Eurostat data reveals that 19% of the total population of the European Union is unable to keep their home comfortably cool in summer.
Households declared not being comfortably cool in summer
Warmest years since 2005
Caused by low household income, high energy bills, and low dwelling energy efficiency, energy poverty has traditionally been associated with the inability of households to meet their heating needs during winter.
However, up to the 19% of households declared not being comfortably cool in summer. Nine of the 10 warmest years have occurred since 2005, with the last five years comprising the five hottest.
Climate change is increasing both the severity and frequency of extreme hot weather and heat waves, which negatively impacts human health and wellbeing. Thus, cooling needs and overheating risk need to be incorporated into the energy poverty equation.
Cooltorise aims to reduce summer energy poverty incidence among European households, improving their indoor thermal habitability conditions and reducing their energy needs during the hot season, which will in turn decrease their exposure to heat and heat-related health risks.
The objective of the training materials is to provide the Summer Energy Poverty Agents with the skills, competencies, and knowledge, to properly support citizens in managing and satisfying their energy needs.

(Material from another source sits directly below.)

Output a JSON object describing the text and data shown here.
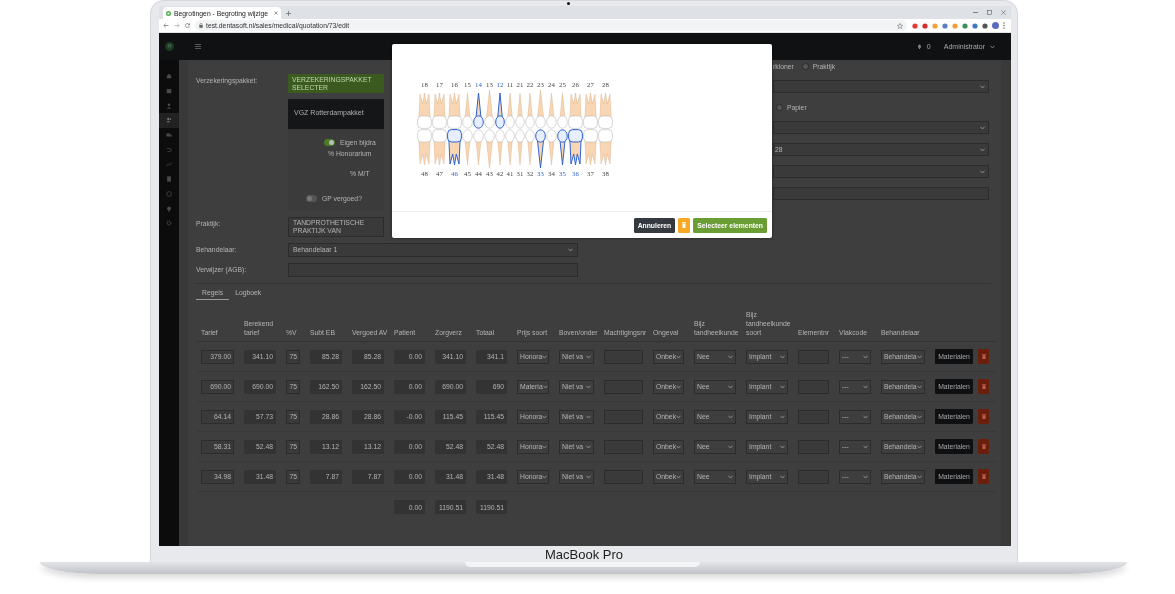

The training materials address energy related technical issues, social questions connected to the theme of energy poverty, and communication methods.